[Excerpts from an interface dataset]
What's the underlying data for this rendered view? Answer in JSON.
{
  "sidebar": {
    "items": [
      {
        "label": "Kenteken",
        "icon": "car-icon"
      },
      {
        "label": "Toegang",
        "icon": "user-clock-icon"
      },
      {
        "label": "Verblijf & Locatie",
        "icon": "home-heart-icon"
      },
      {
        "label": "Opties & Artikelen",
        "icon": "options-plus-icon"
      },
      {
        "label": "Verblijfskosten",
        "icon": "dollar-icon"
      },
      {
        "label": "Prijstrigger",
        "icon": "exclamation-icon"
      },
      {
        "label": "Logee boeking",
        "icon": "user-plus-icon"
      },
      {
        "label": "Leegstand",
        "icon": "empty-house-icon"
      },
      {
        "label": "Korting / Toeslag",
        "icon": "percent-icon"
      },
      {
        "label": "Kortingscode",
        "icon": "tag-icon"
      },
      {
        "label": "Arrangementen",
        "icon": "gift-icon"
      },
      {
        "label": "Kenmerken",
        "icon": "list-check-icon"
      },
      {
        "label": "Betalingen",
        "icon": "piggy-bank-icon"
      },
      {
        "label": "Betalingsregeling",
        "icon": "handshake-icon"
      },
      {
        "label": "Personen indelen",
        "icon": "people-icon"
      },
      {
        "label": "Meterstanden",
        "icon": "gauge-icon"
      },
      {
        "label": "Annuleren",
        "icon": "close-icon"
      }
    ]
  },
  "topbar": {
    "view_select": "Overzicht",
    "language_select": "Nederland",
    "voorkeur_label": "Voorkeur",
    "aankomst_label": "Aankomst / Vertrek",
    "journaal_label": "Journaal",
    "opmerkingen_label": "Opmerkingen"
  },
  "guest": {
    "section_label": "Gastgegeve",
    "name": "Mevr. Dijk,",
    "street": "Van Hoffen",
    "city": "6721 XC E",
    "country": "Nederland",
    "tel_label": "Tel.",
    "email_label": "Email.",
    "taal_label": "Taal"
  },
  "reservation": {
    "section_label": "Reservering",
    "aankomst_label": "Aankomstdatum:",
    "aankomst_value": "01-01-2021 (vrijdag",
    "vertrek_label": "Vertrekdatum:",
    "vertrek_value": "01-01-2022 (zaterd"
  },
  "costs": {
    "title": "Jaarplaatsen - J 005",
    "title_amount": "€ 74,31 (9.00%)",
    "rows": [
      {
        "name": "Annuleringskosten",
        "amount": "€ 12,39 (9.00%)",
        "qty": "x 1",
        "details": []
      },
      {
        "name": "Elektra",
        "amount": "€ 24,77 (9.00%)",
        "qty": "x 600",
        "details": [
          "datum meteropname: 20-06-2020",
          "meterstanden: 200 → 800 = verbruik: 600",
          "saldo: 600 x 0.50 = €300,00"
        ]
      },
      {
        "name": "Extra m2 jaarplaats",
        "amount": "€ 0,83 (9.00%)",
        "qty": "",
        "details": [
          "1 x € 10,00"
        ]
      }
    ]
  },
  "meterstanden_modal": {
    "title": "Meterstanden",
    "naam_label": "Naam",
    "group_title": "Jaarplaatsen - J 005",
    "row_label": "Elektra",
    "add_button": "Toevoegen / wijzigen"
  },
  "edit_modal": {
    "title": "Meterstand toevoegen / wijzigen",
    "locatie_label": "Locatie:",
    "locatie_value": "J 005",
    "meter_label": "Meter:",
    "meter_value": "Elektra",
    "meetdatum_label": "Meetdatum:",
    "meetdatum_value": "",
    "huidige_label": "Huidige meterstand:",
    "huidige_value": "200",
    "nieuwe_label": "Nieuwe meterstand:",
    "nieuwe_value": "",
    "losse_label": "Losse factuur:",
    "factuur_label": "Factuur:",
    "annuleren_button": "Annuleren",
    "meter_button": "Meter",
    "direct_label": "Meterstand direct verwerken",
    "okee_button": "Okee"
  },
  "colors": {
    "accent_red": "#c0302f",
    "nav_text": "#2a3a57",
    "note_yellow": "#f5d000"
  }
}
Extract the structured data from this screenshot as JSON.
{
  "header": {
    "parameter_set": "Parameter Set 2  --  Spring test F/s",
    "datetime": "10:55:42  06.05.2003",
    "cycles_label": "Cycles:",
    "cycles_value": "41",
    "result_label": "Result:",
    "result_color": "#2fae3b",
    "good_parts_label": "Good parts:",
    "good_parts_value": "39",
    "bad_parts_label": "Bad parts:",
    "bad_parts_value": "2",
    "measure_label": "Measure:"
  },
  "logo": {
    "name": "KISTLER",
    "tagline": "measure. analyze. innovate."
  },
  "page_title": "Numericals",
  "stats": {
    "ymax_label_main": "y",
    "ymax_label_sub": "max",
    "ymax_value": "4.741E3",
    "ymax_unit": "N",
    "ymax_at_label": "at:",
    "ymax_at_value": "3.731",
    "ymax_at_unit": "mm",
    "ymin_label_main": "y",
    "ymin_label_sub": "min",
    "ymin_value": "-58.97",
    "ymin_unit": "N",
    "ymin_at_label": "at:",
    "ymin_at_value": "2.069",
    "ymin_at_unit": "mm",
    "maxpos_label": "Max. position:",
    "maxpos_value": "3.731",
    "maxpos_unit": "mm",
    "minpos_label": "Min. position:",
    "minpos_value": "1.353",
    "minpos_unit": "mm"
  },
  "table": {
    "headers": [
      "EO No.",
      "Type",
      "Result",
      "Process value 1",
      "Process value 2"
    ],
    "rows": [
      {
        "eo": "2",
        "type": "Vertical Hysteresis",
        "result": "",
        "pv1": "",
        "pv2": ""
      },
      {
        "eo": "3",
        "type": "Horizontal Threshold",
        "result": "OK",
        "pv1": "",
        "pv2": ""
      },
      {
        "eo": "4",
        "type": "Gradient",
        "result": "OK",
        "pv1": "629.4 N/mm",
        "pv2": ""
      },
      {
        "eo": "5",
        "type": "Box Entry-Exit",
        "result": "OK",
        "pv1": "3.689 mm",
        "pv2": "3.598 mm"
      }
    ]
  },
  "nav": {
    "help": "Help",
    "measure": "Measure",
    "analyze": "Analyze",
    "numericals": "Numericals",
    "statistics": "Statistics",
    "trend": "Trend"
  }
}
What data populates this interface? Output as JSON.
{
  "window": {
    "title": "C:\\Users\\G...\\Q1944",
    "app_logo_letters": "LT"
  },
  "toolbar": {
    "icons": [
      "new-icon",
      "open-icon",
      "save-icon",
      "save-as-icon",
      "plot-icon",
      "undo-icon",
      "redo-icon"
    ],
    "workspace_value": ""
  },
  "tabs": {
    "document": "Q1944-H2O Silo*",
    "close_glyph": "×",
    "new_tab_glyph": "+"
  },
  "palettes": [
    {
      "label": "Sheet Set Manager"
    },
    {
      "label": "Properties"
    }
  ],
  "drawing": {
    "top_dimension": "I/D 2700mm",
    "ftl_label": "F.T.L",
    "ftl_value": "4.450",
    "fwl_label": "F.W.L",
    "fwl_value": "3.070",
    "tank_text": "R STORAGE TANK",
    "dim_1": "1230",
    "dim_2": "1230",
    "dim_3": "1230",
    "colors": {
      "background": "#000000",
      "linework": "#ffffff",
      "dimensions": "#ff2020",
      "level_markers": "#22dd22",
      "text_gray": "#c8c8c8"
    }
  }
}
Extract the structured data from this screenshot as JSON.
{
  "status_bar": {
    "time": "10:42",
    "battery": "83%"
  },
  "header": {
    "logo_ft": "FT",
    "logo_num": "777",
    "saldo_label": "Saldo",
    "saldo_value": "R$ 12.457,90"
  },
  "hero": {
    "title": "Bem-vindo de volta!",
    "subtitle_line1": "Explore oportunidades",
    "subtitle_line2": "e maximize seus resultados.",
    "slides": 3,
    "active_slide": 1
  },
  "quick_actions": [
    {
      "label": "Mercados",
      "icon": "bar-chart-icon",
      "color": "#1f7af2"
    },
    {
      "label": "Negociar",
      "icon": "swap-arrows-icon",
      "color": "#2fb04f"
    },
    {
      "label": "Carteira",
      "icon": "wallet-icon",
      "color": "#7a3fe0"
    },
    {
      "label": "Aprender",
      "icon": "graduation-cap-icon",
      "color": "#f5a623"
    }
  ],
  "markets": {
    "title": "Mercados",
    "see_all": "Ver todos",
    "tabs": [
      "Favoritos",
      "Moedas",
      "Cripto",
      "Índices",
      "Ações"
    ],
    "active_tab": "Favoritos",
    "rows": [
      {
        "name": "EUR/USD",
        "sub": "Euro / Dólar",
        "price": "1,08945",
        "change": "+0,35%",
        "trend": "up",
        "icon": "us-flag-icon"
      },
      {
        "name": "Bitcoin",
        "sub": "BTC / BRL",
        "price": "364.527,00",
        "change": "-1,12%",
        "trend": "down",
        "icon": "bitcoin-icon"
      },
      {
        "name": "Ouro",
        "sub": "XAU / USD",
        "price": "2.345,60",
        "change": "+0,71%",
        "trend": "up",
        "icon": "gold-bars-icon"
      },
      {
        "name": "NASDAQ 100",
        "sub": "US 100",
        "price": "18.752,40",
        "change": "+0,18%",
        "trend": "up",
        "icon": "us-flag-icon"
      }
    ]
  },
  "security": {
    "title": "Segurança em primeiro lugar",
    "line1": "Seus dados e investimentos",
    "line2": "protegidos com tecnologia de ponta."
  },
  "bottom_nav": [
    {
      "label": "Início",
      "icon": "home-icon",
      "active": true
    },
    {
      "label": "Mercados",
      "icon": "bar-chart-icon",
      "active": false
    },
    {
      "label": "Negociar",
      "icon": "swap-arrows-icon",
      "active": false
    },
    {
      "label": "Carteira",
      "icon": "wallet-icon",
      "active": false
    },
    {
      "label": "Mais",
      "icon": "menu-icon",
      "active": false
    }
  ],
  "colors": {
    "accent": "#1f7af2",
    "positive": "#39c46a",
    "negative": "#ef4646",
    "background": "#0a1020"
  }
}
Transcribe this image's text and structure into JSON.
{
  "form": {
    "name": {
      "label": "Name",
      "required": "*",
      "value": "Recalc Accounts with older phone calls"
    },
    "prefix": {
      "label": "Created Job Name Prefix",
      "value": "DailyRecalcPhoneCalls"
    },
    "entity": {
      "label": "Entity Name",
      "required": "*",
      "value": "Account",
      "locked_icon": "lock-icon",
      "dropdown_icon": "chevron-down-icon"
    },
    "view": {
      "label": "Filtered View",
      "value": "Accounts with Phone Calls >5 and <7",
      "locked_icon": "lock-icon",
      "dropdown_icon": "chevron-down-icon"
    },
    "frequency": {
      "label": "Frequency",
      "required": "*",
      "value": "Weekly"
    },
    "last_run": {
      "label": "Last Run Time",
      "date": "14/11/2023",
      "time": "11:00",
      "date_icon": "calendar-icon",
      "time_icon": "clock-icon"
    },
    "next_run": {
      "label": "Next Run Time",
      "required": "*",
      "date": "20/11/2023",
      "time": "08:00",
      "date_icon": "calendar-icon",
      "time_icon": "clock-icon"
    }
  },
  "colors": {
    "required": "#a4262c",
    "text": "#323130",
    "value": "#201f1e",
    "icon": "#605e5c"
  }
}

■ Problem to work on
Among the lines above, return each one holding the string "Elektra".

■ Your solution
        "name": "Elektra",
    "row_label": "Elektra",
    "meter_value": "Elektra",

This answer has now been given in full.